Saved entries
◇ ◇ ◇ ◇ ◇ ◇ ◇

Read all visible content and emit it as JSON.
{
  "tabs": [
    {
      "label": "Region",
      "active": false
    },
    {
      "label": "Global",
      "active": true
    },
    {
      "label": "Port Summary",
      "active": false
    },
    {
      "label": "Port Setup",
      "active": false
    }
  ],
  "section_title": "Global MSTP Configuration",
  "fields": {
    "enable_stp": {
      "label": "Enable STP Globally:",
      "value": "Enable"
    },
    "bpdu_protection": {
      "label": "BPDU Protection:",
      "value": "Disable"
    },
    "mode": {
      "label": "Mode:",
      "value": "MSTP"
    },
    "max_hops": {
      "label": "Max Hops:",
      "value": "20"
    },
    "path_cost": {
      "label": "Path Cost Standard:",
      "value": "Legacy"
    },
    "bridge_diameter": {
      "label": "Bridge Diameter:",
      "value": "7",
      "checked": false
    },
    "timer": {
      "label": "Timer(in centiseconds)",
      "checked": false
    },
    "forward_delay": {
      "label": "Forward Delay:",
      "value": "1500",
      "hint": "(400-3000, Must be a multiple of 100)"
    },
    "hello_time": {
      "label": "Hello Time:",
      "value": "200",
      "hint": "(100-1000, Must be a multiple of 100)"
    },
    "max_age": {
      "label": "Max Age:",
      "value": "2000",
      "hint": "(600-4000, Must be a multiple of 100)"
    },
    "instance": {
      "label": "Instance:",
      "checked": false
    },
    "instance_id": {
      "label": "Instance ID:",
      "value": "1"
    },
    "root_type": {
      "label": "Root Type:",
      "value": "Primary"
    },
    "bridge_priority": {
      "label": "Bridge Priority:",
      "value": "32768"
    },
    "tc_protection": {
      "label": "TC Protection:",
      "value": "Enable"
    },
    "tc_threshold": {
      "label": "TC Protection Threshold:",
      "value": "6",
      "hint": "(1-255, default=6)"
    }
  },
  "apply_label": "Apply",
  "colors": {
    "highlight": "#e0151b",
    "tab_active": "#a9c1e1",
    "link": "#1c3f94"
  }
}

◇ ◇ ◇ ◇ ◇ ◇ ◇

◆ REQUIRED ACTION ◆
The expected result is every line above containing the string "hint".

◆ TASK ANSWER ◆
      "hint": "(400-3000, Must be a multiple of 100)"
      "hint": "(100-1000, Must be a multiple of 100)"
      "hint": "(600-4000, Must be a multiple of 100)"
      "hint": "(1-255, default=6)"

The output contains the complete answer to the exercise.